. This is not unrelated to another point which is currently high on the agenda of many colleges/polytechnics: the right to award Master degrees. There, also, restrictive regulations exist in many countries but tend to penalise the national higher education sector as a whole. Colleges/polytechnics not allowed to offer Master courses according to national legislation have for years sought and found a European escape, mostly in the form of an agreement with a foreign (mostly British) university interested in admitting their graduates into one of their Master's programmes. There are clear signals that governments are now seeing the unwanted effects of national restrictions of this kind, and it seems to me predictable that colleges/polytechnics will soon officially be in a position to offer Master degrees in a majority of countries in Europe. A move in this direction would also facilitate the development of a new type of mobility at European level, both between colleges/polytechnics and with universities: in a diversified, but compatible European higher education area, students who have completed a first degree are much more likely than hitherto to choose a different institution, possibly in a different country, for further studies ("vertical mobility"); ideally, they should be in a position to choose at that stage from the whole diversified spectrum of postgraduate courses available all over Europe and pick the one that best suits their objectives and needs.
. Finally, the growing emphasis on professional recognition (as opposed to mere academic recognition) and the attempts in progress to design mechanisms for the Europe-wide recognition of accredited qualifications open new perspectives which should not be ignored by colleges/polytechnics.

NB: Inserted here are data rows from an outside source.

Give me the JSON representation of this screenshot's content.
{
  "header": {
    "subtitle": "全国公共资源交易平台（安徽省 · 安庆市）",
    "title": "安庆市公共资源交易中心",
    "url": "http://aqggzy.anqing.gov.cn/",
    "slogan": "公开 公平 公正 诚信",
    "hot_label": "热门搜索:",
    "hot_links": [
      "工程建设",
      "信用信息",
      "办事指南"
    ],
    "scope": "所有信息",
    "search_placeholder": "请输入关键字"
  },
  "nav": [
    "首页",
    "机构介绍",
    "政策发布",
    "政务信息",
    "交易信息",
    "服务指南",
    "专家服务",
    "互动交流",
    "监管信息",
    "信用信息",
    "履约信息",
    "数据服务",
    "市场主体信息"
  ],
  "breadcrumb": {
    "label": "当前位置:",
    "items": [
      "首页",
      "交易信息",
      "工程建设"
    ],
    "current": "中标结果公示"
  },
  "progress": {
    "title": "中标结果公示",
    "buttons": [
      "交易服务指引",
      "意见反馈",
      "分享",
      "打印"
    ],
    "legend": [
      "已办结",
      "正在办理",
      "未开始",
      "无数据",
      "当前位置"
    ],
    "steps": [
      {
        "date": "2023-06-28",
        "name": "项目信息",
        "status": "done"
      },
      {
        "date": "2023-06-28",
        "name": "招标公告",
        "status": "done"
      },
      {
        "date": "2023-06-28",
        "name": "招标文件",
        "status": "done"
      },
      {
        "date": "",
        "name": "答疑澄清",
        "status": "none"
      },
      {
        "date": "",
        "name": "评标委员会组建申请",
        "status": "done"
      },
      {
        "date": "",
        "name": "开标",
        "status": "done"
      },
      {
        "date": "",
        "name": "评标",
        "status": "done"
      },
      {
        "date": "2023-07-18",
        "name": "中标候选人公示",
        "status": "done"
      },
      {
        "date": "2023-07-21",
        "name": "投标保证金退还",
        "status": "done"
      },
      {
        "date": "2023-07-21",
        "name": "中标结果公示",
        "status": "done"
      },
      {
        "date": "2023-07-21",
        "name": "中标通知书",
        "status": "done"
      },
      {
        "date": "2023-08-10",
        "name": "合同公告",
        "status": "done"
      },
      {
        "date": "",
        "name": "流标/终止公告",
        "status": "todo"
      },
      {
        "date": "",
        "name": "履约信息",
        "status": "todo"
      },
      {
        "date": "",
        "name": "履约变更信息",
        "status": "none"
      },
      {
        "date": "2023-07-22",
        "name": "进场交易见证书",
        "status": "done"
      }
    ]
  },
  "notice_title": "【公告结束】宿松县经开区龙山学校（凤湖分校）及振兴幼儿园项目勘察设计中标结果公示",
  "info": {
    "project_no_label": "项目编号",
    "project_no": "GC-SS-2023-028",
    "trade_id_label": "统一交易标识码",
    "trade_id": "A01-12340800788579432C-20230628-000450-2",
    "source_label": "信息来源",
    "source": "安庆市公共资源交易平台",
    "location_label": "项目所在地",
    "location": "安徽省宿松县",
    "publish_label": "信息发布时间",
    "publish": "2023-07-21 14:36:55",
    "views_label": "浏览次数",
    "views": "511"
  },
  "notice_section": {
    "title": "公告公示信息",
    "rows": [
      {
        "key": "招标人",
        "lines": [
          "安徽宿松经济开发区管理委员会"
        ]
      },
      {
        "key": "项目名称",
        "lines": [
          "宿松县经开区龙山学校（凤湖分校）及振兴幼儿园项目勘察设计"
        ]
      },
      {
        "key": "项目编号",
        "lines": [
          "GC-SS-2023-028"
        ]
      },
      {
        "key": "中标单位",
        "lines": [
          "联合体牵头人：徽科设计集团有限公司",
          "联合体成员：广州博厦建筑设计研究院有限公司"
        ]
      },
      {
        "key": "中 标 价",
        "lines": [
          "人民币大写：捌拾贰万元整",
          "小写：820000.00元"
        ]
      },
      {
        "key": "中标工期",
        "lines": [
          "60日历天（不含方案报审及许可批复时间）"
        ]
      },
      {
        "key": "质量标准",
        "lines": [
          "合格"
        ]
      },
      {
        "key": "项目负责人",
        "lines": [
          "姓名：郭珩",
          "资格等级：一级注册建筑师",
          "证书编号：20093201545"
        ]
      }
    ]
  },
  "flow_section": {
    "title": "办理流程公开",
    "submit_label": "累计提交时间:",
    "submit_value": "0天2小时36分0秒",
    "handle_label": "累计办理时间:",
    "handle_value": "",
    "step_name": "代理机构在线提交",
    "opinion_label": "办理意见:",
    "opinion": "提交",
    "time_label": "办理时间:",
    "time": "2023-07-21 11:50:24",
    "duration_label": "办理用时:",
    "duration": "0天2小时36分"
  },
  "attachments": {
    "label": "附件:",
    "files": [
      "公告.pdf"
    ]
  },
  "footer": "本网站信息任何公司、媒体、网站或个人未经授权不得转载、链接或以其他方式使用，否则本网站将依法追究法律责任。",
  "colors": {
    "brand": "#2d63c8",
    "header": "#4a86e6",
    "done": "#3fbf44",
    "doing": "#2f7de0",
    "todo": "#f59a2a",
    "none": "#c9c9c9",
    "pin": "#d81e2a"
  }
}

Preparing now for quality evaluation and for professional, regional and/or sectorial accreditation is likely to prove a particularly useful investment into the European higher education area in the near future.